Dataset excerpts
───

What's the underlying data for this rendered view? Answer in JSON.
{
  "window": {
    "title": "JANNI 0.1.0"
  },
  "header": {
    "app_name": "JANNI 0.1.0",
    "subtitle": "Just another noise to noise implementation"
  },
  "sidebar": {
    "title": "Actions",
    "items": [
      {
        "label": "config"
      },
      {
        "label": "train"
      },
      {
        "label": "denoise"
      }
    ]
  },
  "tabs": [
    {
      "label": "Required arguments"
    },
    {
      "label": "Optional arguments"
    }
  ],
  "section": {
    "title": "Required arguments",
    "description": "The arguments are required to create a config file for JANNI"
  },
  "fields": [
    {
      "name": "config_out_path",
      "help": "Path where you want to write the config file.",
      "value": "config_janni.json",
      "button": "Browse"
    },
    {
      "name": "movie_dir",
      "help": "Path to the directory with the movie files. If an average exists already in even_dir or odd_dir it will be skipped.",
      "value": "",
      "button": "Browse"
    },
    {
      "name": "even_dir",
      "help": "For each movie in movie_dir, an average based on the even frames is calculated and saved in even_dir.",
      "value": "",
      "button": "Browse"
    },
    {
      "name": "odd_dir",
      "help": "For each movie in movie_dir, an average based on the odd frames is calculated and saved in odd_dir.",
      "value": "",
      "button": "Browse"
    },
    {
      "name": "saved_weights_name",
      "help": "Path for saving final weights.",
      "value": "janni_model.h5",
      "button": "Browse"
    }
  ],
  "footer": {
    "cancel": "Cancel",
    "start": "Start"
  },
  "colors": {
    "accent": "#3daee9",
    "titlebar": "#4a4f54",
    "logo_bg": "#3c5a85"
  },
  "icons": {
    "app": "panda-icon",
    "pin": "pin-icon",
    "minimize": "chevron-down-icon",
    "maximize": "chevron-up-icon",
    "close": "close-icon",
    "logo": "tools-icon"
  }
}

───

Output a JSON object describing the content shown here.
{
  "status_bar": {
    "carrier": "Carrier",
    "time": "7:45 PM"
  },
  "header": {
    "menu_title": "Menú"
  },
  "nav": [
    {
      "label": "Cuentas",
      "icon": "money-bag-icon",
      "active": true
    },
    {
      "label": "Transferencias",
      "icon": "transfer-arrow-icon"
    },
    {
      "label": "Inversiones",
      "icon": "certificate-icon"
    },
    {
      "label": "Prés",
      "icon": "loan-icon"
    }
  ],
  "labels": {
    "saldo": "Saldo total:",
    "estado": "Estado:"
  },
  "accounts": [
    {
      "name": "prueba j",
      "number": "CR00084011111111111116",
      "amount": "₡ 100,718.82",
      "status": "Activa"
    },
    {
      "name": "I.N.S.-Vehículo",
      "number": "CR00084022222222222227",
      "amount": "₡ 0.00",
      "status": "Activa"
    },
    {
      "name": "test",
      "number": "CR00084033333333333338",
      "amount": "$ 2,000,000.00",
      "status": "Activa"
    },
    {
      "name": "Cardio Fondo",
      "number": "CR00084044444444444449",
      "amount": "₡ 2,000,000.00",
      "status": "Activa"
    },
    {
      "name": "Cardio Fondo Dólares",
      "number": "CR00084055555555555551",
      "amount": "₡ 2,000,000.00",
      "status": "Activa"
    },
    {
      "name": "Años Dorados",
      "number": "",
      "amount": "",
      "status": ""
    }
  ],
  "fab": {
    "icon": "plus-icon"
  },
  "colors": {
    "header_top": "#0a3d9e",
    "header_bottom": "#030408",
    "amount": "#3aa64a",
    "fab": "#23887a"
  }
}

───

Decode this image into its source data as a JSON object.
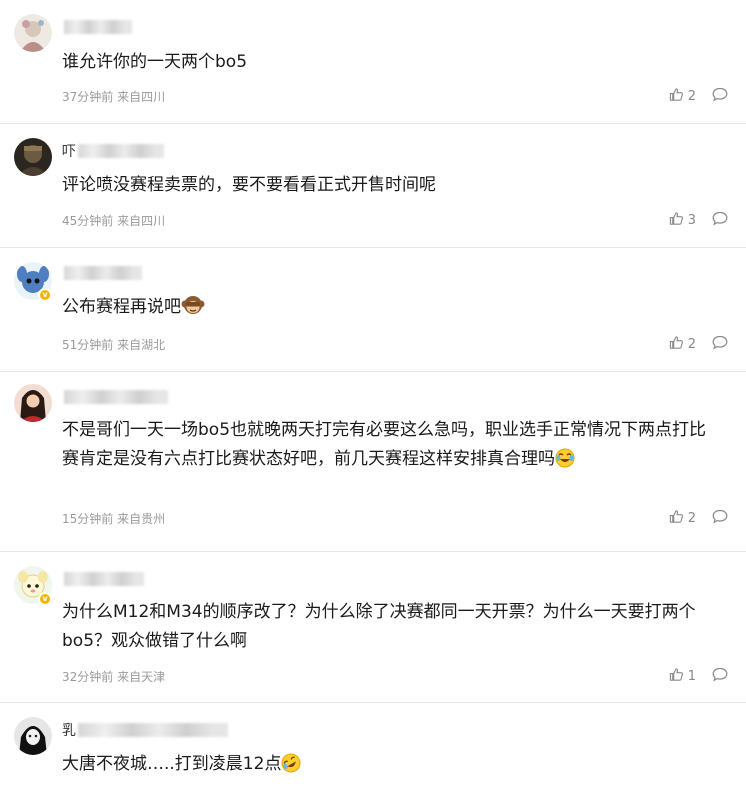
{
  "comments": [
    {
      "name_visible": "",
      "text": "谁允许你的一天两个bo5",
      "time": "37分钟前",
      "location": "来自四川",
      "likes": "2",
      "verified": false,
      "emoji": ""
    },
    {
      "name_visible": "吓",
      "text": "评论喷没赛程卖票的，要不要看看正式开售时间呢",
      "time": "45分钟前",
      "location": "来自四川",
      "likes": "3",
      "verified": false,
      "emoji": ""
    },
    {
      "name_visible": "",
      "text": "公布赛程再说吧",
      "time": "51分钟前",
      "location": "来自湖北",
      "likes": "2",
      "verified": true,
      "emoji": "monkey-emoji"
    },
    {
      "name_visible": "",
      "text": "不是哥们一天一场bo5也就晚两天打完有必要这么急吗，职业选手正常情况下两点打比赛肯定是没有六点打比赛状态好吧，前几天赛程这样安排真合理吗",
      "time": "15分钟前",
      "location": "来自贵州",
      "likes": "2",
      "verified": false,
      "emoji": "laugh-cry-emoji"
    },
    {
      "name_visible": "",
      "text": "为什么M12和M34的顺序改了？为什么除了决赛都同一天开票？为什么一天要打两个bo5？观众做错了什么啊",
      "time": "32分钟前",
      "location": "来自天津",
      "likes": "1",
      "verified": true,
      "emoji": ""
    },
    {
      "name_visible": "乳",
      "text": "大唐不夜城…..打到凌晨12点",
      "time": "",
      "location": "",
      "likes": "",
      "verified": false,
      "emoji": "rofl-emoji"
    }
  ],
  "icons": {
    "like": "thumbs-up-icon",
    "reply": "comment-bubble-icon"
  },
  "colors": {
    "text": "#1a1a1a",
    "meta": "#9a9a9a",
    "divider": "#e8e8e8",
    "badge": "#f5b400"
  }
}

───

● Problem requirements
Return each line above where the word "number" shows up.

● Response for this exercise
      "number": "CR00084011111111111116",
      "number": "CR00084022222222222227",
      "number": "CR00084033333333333338",
      "number": "CR00084044444444444449",
      "number": "CR00084055555555555551",
      "number": "",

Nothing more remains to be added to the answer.